This subsection provides the code requirements of nuclear piping designated as Class 1. The loadings required to be considered for this subsection are the effects of pressure, weight (live and dead loads), thermal expansion and contraction, impact, earthquake, and vibrations.

**• Primary stress intensity:** The primary stress intensity must meet the following requirement:

Where:

B1, B2 = primary stress indices for specific piping components under investigation

P = design pressure, psi

Do = outside diameter of pipe, in

t = nominal wall thickness, in

Mi = resultant moment due to combination of design mechanical loads, in lb

I = moment of inertia, in^{4}

kSm = 1.5Sm for service level A; 1.8Sm for service level B but not
greater than 1.5Sy; 2.25Sm for service level C but not greater than
1.8Sy; and 3.0Sm for service level D but not greater than 2.0Sy

Sm = allowable design stress intensity, psi

Sy = yield strength value taken at an average fluid temperature under consideration.

**• Primary plus secondary stress intensity range:** The following equations are used to evaluate a stress range as the
piping system goes from one service load set (pressure, temperature, and
moment) to any other service load set.

For each pair of load, the stress range Sn is calculated as,

Where:

C1, C2, C3 = secondary stress indices for specific component under consideration

P0 = range of service pressure, psi

Mi = resultant range of moment, in-lb

Eab = average modulus of elasticity of two sides of a gross
structural discontinuity or material discontinuity at room temperature,
psi

ð°, ð›ƒ = coefficient of thermal expansion on side a or b
of gross structural discontinuity or material discontinuity at room
temperature, in/(in. F)

Ta, Tb = range of average temperature on side a or b of gross structural discontinuity or material discontinuity, F

And Sn has the following limit:

Sn <= 3Sm.

If this requirement is not met for all pairs of load sets,
then the piping component may still be qualified by using the simplified
elastic-plastic discontinuity analysis. Otherwise, the stress analyst
may proceed to the fatigue analysis.

**• Simplified elastic-plastic discontinuity analysis:** If Sn > 3Sm for some pairs of load sets, a simplified
elastic-plastic analysis may be performed if the thermal stress ratchet
is not present. This analysis is required only for the specific load
sets that exceed 3Sm. The following two equations must be satisfied:

Where,

Se = nominal value of expansion stress, psi

Mi* = resultant range of moments due to thermal expansion and thermal anchor movements, in-lb

Mi = resultant range of moment excluding moments due to thermal expansion and thermal anchor movements, in-lb

C3 = stress index for specific component under consideration

NC-3600 and ND-3600 nuclear piping codes are used for Class 2 and Class 3 piping, respectively, are similar to ASME B31.1 power piping.
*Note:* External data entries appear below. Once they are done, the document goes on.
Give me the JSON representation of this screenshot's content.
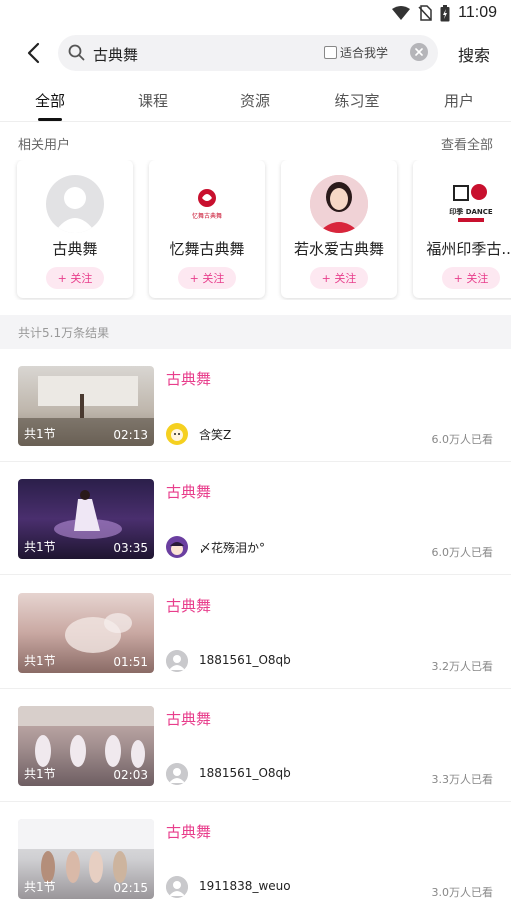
{
  "status": {
    "time": "11:09"
  },
  "search": {
    "query": "古典舞",
    "fit_label": "适合我学",
    "button_label": "搜索"
  },
  "tabs": [
    {
      "label": "全部"
    },
    {
      "label": "课程"
    },
    {
      "label": "资源"
    },
    {
      "label": "练习室"
    },
    {
      "label": "用户"
    }
  ],
  "related_users": {
    "title": "相关用户",
    "see_all": "查看全部",
    "follow_label": "+ 关注",
    "users": [
      {
        "name": "古典舞"
      },
      {
        "name": "忆舞古典舞",
        "logo_text": "忆舞古典舞"
      },
      {
        "name": "若水爱古典舞"
      },
      {
        "name": "福州印季古...",
        "logo_text": "印季 DANCE"
      }
    ]
  },
  "result_count": "共计5.1万条结果",
  "results": [
    {
      "title": "古典舞",
      "lessons": "共1节",
      "duration": "02:13",
      "author": "含笑Z",
      "views": "6.0万人已看"
    },
    {
      "title": "古典舞",
      "lessons": "共1节",
      "duration": "03:35",
      "author": "〆花殇泪か°",
      "views": "6.0万人已看"
    },
    {
      "title": "古典舞",
      "lessons": "共1节",
      "duration": "01:51",
      "author": "1881561_O8qb",
      "views": "3.2万人已看"
    },
    {
      "title": "古典舞",
      "lessons": "共1节",
      "duration": "02:03",
      "author": "1881561_O8qb",
      "views": "3.3万人已看"
    },
    {
      "title": "古典舞",
      "lessons": "共1节",
      "duration": "02:15",
      "author": "1911838_weuo",
      "views": "3.0万人已看"
    }
  ],
  "colors": {
    "accent": "#e83e8c",
    "follow_bg": "#fde8f1"
  }
}
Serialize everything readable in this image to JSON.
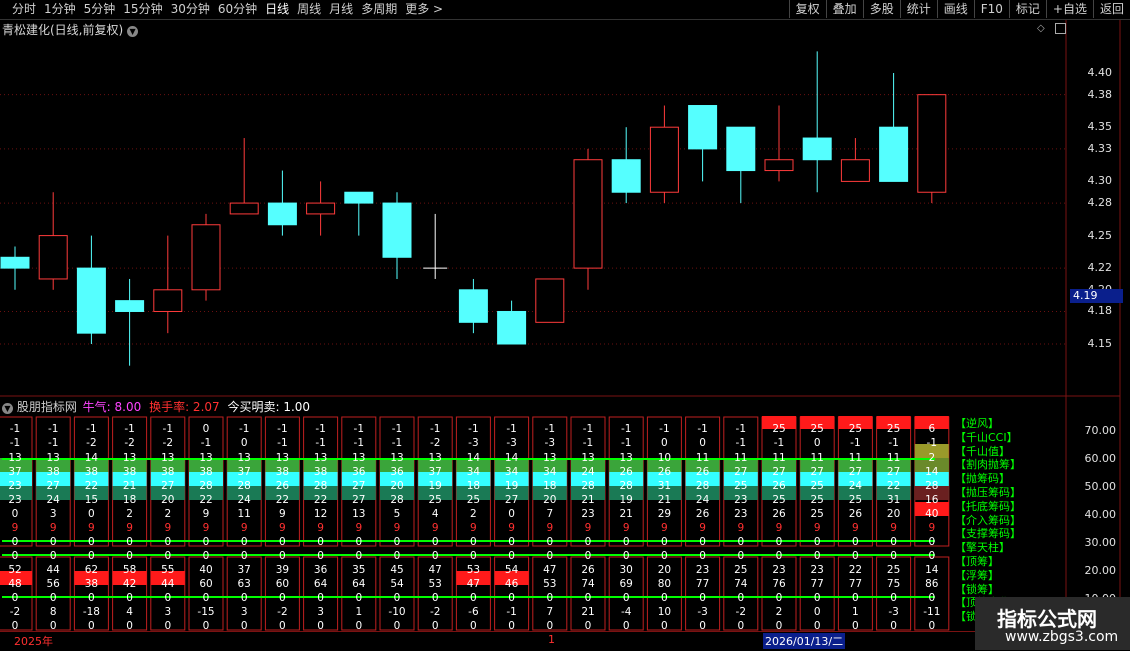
{
  "toolbar": {
    "periods": [
      "分时",
      "1分钟",
      "5分钟",
      "15分钟",
      "30分钟",
      "60分钟",
      "日线",
      "周线",
      "月线",
      "多周期",
      "更多 >"
    ],
    "active_period": "日线",
    "tools": [
      "复权",
      "叠加",
      "多股",
      "统计",
      "画线",
      "F10",
      "标记",
      "+自选",
      "返回"
    ]
  },
  "main_chart": {
    "title": "青松建化(日线,前复权)",
    "price_tag": "4.19",
    "colors": {
      "up": "#ff3b3b",
      "down": "#55ffff",
      "cross": "#ffffff"
    },
    "y_labels": [
      "4.40",
      "4.38",
      "4.35",
      "4.33",
      "4.30",
      "4.28",
      "4.25",
      "4.22",
      "4.20",
      "4.18",
      "4.15"
    ],
    "candles": [
      {
        "o": 4.22,
        "c": 4.23,
        "h": 4.24,
        "l": 4.2,
        "t": "down"
      },
      {
        "o": 4.21,
        "c": 4.25,
        "h": 4.29,
        "l": 4.2,
        "t": "up"
      },
      {
        "o": 4.22,
        "c": 4.16,
        "h": 4.25,
        "l": 4.15,
        "t": "down"
      },
      {
        "o": 4.18,
        "c": 4.19,
        "h": 4.21,
        "l": 4.13,
        "t": "down"
      },
      {
        "o": 4.18,
        "c": 4.2,
        "h": 4.25,
        "l": 4.16,
        "t": "up"
      },
      {
        "o": 4.2,
        "c": 4.26,
        "h": 4.27,
        "l": 4.19,
        "t": "up"
      },
      {
        "o": 4.27,
        "c": 4.28,
        "h": 4.34,
        "l": 4.27,
        "t": "up"
      },
      {
        "o": 4.28,
        "c": 4.26,
        "h": 4.31,
        "l": 4.25,
        "t": "down"
      },
      {
        "o": 4.27,
        "c": 4.28,
        "h": 4.3,
        "l": 4.25,
        "t": "up"
      },
      {
        "o": 4.29,
        "c": 4.28,
        "h": 4.29,
        "l": 4.25,
        "t": "down"
      },
      {
        "o": 4.28,
        "c": 4.23,
        "h": 4.29,
        "l": 4.21,
        "t": "down"
      },
      {
        "o": 4.22,
        "c": 4.22,
        "h": 4.27,
        "l": 4.21,
        "t": "cross"
      },
      {
        "o": 4.2,
        "c": 4.17,
        "h": 4.21,
        "l": 4.16,
        "t": "down"
      },
      {
        "o": 4.18,
        "c": 4.15,
        "h": 4.19,
        "l": 4.15,
        "t": "down"
      },
      {
        "o": 4.17,
        "c": 4.21,
        "h": 4.21,
        "l": 4.17,
        "t": "up"
      },
      {
        "o": 4.22,
        "c": 4.32,
        "h": 4.33,
        "l": 4.2,
        "t": "up"
      },
      {
        "o": 4.32,
        "c": 4.29,
        "h": 4.35,
        "l": 4.28,
        "t": "down"
      },
      {
        "o": 4.29,
        "c": 4.35,
        "h": 4.37,
        "l": 4.28,
        "t": "up"
      },
      {
        "o": 4.37,
        "c": 4.33,
        "h": 4.37,
        "l": 4.3,
        "t": "down"
      },
      {
        "o": 4.35,
        "c": 4.31,
        "h": 4.35,
        "l": 4.28,
        "t": "down"
      },
      {
        "o": 4.31,
        "c": 4.32,
        "h": 4.37,
        "l": 4.3,
        "t": "up"
      },
      {
        "o": 4.34,
        "c": 4.32,
        "h": 4.42,
        "l": 4.29,
        "t": "down"
      },
      {
        "o": 4.3,
        "c": 4.32,
        "h": 4.34,
        "l": 4.3,
        "t": "up"
      },
      {
        "o": 4.35,
        "c": 4.3,
        "h": 4.4,
        "l": 4.3,
        "t": "down"
      },
      {
        "o": 4.29,
        "c": 4.38,
        "h": 4.38,
        "l": 4.28,
        "t": "up"
      }
    ]
  },
  "sub_chart": {
    "indicator_name": "股朋指标网",
    "niuqi_label": "牛气: 8.00",
    "turnover_label": "换手率: 2.07",
    "today_label": "今买明卖: 1.00",
    "y_labels": [
      "70.00",
      "60.00",
      "50.00",
      "40.00",
      "30.00",
      "20.00",
      "10.00"
    ],
    "legend": [
      "【逆风】",
      "【千山CCI】",
      "【千山值】",
      "【割肉抛筹】",
      "【抛筹码】",
      "【抛压筹码】",
      "【托底筹码】",
      "【介入筹码】",
      "【支撑筹码】",
      "【擎天柱】",
      "【顶筹】",
      "【浮筹】",
      "【锁筹】",
      "【顶筹变化】",
      "【锁筹变化】"
    ],
    "rows": {
      "r1": [
        "-1",
        "-1",
        "-1",
        "-1",
        "-1",
        "0",
        "-1",
        "-1",
        "-1",
        "-1",
        "-1",
        "-1",
        "-1",
        "-1",
        "-1",
        "-1",
        "-1",
        "-1",
        "-1",
        "-1",
        "25",
        "25",
        "25",
        "25",
        "6"
      ],
      "r2": [
        "-1",
        "-1",
        "-2",
        "-2",
        "-2",
        "-1",
        "0",
        "-1",
        "-1",
        "-1",
        "-1",
        "-2",
        "-3",
        "-3",
        "-3",
        "-1",
        "-1",
        "0",
        "0",
        "-1",
        "-1",
        "0",
        "-1",
        "-1",
        "-1"
      ],
      "r3": [
        "13",
        "13",
        "14",
        "13",
        "13",
        "13",
        "13",
        "13",
        "13",
        "13",
        "13",
        "13",
        "14",
        "14",
        "13",
        "13",
        "13",
        "10",
        "11",
        "11",
        "11",
        "11",
        "11",
        "11",
        "2"
      ],
      "r4": [
        "37",
        "38",
        "38",
        "38",
        "38",
        "38",
        "37",
        "38",
        "38",
        "36",
        "36",
        "37",
        "34",
        "34",
        "34",
        "24",
        "26",
        "26",
        "26",
        "27",
        "27",
        "27",
        "27",
        "27",
        "14"
      ],
      "r5": [
        "23",
        "27",
        "22",
        "21",
        "27",
        "28",
        "28",
        "26",
        "28",
        "27",
        "20",
        "19",
        "18",
        "19",
        "18",
        "28",
        "28",
        "31",
        "28",
        "25",
        "26",
        "25",
        "24",
        "22",
        "28"
      ],
      "r6": [
        "23",
        "24",
        "15",
        "18",
        "20",
        "22",
        "24",
        "22",
        "22",
        "27",
        "28",
        "25",
        "25",
        "27",
        "20",
        "21",
        "19",
        "21",
        "24",
        "23",
        "25",
        "25",
        "25",
        "31",
        "16"
      ],
      "r7": [
        "0",
        "3",
        "0",
        "2",
        "2",
        "9",
        "11",
        "9",
        "12",
        "13",
        "5",
        "4",
        "2",
        "0",
        "7",
        "23",
        "21",
        "29",
        "26",
        "23",
        "26",
        "25",
        "26",
        "20",
        "40"
      ],
      "r8": [
        "9",
        "9",
        "9",
        "9",
        "9",
        "9",
        "9",
        "9",
        "9",
        "9",
        "9",
        "9",
        "9",
        "9",
        "9",
        "9",
        "9",
        "9",
        "9",
        "9",
        "9",
        "9",
        "9",
        "9",
        "9"
      ],
      "r9": [
        "0",
        "0",
        "0",
        "0",
        "0",
        "0",
        "0",
        "0",
        "0",
        "0",
        "0",
        "0",
        "0",
        "0",
        "0",
        "0",
        "0",
        "0",
        "0",
        "0",
        "0",
        "0",
        "0",
        "0",
        "0"
      ],
      "r10": [
        "0",
        "0",
        "0",
        "0",
        "0",
        "0",
        "0",
        "0",
        "0",
        "0",
        "0",
        "0",
        "0",
        "0",
        "0",
        "0",
        "0",
        "0",
        "0",
        "0",
        "0",
        "0",
        "0",
        "0",
        "0"
      ],
      "r11": [
        "52",
        "44",
        "62",
        "58",
        "55",
        "40",
        "37",
        "39",
        "36",
        "35",
        "45",
        "47",
        "53",
        "54",
        "47",
        "26",
        "30",
        "20",
        "23",
        "25",
        "23",
        "23",
        "22",
        "25",
        "14"
      ],
      "r12": [
        "48",
        "56",
        "38",
        "42",
        "44",
        "60",
        "63",
        "60",
        "64",
        "64",
        "54",
        "53",
        "47",
        "46",
        "53",
        "74",
        "69",
        "80",
        "77",
        "74",
        "76",
        "77",
        "77",
        "75",
        "86"
      ],
      "r13": [
        "0",
        "0",
        "0",
        "0",
        "0",
        "0",
        "0",
        "0",
        "0",
        "0",
        "0",
        "0",
        "0",
        "0",
        "0",
        "0",
        "0",
        "0",
        "0",
        "0",
        "0",
        "0",
        "0",
        "0",
        "0"
      ],
      "r14": [
        "-2",
        "8",
        "-18",
        "4",
        "3",
        "-15",
        "3",
        "-2",
        "3",
        "1",
        "-10",
        "-2",
        "-6",
        "-1",
        "7",
        "21",
        "-4",
        "10",
        "-3",
        "-2",
        "2",
        "0",
        "1",
        "-3",
        "-11"
      ],
      "r15": [
        "0",
        "0",
        "0",
        "0",
        "0",
        "0",
        "0",
        "0",
        "0",
        "0",
        "0",
        "0",
        "0",
        "0",
        "0",
        "0",
        "0",
        "0",
        "0",
        "0",
        "0",
        "0",
        "0",
        "0",
        "0"
      ]
    },
    "highlights": {
      "r1_red_from": 20,
      "r12_red_cols": [
        0,
        2,
        3,
        4,
        12,
        13
      ],
      "r7_red_cols": [
        24
      ]
    },
    "colors": {
      "red": "#ff1a1a",
      "green": "#3aa53a",
      "cyan": "#33ffff",
      "teal": "#1a7a55",
      "olive": "#9a9a2a",
      "bright_green": "#00ff00",
      "border": "#c02020"
    }
  },
  "date_bar": {
    "year_label": "2025年",
    "marker": "1",
    "date": "2026/01/13/二"
  },
  "watermark": {
    "title": "指标公式网",
    "url": "www.zbgs3.com"
  }
}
However, since the 1983 edition of the codes, evaluations of sustained stress and occasional stress have diverged from that of B31.1. Currently, these stresses are evaluated in accordance with the procedure similar to the one used in Class1 nuclear piping.

This article covers only the basics of stress analysis and gives the readers a flavor of it. Piping stress analysis is much more than a simple piping flexibility check. A good basic design and layout is the foundation for an optimized piping system.

For more details please contact us.

MECS Engineering specializes in Piping Design and Stress Analysis.